● **Exercise details**: In the data below, which lines contain "your"? List them by copying each one.

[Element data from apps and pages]
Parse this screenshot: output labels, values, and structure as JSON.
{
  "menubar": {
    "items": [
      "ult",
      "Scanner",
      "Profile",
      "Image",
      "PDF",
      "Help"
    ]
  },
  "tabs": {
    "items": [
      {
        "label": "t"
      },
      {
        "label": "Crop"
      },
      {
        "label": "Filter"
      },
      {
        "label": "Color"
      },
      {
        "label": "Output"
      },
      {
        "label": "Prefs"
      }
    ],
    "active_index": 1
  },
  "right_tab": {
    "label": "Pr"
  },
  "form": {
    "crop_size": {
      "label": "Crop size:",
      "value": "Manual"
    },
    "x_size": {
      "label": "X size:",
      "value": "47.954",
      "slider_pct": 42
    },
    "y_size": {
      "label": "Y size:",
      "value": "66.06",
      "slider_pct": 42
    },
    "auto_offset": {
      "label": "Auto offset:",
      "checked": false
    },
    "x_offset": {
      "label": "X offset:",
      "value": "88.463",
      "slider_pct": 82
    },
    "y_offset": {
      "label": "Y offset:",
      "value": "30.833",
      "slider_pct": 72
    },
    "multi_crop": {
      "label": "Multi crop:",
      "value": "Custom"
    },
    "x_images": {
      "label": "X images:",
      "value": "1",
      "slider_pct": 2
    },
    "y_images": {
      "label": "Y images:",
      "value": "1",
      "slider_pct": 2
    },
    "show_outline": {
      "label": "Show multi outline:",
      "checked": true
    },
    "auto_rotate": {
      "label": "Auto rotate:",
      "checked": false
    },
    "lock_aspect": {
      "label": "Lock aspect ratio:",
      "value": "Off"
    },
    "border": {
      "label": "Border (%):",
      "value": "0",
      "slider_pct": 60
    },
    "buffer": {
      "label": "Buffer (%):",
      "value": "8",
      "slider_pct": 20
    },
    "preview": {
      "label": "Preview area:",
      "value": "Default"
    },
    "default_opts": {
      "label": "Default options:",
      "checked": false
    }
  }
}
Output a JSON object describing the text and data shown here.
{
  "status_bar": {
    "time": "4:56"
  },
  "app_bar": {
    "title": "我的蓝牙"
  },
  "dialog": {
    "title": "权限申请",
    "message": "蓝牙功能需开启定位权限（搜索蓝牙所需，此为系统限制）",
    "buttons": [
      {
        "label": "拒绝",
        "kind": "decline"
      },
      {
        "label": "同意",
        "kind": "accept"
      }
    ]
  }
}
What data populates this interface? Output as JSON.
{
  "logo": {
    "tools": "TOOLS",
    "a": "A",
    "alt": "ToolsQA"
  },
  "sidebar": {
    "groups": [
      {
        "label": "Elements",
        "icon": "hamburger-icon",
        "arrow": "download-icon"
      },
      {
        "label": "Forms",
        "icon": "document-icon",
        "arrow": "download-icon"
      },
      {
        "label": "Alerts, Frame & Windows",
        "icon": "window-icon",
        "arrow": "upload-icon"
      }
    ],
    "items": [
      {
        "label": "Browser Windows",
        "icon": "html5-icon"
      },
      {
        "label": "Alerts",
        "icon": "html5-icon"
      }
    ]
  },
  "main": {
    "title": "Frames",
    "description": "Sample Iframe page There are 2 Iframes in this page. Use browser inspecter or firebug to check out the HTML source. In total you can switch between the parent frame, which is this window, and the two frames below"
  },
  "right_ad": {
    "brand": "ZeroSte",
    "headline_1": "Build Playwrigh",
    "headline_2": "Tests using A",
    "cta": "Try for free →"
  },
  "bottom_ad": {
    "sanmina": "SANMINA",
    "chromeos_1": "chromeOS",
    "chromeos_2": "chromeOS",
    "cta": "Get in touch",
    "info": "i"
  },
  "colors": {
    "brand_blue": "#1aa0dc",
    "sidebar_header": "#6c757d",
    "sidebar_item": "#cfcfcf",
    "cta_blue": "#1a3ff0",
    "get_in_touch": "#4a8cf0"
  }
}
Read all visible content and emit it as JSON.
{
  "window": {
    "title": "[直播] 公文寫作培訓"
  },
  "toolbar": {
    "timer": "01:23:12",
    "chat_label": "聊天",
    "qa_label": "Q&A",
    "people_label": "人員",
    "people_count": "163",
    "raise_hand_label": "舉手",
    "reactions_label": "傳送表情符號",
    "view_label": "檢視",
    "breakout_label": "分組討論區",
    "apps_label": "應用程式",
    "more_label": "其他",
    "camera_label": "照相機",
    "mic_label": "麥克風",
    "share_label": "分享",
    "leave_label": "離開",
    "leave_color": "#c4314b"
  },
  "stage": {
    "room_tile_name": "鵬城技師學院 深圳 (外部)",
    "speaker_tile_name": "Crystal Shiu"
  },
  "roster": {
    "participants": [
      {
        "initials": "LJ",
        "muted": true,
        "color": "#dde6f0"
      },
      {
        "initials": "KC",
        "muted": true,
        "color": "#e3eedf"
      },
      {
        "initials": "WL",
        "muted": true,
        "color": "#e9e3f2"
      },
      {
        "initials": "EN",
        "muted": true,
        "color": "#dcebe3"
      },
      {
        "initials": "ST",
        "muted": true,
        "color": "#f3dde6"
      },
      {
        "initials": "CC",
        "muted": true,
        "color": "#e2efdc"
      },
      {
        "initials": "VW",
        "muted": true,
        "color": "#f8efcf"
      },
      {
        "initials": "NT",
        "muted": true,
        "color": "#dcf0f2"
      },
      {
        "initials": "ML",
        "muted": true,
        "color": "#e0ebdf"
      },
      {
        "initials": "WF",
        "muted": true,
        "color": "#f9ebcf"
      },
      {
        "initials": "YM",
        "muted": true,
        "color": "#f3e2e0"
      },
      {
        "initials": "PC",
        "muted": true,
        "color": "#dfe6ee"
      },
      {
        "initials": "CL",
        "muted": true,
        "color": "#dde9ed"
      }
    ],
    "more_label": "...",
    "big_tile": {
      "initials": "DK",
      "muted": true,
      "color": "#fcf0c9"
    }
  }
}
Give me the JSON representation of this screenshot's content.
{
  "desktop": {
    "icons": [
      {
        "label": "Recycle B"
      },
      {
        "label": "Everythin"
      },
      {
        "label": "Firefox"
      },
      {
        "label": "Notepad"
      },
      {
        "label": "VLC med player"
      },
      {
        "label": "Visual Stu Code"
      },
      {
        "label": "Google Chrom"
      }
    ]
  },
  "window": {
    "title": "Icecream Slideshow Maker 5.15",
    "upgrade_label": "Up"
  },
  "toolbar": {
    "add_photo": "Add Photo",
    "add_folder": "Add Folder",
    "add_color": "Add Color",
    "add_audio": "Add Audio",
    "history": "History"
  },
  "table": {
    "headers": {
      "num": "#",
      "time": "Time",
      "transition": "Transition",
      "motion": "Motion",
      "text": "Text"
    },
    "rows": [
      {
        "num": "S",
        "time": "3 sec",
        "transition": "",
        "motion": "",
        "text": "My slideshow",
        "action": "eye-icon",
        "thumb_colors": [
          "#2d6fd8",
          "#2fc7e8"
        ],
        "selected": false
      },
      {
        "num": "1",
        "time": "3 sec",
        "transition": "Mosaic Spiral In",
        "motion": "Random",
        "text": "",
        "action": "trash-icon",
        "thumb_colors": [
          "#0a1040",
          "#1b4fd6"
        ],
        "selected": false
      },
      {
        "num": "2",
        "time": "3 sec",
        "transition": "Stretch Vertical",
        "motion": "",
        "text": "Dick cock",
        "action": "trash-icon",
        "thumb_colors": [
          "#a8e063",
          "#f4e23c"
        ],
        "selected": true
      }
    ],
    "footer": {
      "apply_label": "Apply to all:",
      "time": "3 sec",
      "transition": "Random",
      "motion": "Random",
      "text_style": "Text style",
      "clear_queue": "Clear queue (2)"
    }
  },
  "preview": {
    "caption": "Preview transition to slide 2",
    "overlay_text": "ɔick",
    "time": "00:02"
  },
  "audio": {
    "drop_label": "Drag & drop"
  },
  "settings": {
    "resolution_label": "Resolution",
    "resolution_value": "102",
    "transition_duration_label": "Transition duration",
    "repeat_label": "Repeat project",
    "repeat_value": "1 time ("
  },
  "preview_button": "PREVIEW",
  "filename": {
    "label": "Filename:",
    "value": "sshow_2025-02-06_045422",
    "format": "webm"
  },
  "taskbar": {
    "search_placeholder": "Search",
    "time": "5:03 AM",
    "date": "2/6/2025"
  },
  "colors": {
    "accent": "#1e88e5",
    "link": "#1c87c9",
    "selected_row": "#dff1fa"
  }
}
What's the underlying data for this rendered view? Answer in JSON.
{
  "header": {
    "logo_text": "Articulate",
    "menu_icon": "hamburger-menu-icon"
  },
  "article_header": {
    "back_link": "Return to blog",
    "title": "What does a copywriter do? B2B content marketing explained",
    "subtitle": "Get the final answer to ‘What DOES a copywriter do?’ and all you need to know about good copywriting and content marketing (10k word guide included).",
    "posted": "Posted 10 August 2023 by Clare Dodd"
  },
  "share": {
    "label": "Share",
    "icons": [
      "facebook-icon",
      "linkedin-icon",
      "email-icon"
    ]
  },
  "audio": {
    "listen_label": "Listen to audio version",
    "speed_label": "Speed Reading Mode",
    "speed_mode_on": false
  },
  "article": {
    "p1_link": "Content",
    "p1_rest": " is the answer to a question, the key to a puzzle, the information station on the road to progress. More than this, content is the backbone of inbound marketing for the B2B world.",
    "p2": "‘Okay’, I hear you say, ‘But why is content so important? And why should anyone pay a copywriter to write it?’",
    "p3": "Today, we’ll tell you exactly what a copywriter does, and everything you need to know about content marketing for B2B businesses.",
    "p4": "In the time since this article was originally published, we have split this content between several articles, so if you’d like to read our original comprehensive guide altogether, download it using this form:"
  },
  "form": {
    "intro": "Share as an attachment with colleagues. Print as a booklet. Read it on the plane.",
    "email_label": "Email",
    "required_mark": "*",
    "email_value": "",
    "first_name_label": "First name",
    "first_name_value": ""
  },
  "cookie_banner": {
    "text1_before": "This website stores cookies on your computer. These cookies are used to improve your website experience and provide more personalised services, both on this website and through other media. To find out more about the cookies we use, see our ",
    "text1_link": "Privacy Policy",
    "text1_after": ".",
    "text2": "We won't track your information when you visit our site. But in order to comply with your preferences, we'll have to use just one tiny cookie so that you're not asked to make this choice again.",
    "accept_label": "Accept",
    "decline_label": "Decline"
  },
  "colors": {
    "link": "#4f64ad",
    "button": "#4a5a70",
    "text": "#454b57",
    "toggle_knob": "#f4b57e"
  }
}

● **Exercise output**:
    "text1_before": "This website stores cookies on your computer. These cookies are used to improve your website experience and provide more personalised services, both on this website and through other media. To find out more about the cookies we use, see our ",
    "text2": "We won't track your information when you visit our site. But in order to comply with your preferences, we'll have to use just one tiny cookie so that you're not asked to make this choice again.",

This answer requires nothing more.